_TASK STATEMENT_.
Which lines in the listing below contain the word "name"? Copy each one.

----

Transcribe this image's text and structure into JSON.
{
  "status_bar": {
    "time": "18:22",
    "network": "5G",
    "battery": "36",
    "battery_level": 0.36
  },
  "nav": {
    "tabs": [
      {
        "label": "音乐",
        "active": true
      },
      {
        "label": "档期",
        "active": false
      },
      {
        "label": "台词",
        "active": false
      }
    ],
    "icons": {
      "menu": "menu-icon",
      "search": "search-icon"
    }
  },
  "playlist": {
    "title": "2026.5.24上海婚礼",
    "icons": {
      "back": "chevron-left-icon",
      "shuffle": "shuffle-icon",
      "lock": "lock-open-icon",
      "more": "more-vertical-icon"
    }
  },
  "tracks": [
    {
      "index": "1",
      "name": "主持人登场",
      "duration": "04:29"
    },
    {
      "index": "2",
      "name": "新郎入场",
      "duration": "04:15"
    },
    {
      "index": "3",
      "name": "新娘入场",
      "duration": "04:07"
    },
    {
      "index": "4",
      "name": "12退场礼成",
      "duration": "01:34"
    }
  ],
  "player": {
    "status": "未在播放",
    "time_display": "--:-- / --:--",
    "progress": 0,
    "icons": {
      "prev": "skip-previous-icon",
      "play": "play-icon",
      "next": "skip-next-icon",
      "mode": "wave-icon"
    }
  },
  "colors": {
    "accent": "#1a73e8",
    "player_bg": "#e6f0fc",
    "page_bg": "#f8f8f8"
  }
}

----

_EXERCISE RESPONSE_.
      "name": "主持人登场",
      "name": "新郎入场",
      "name": "新娘入场",
      "name": "12退场礼成",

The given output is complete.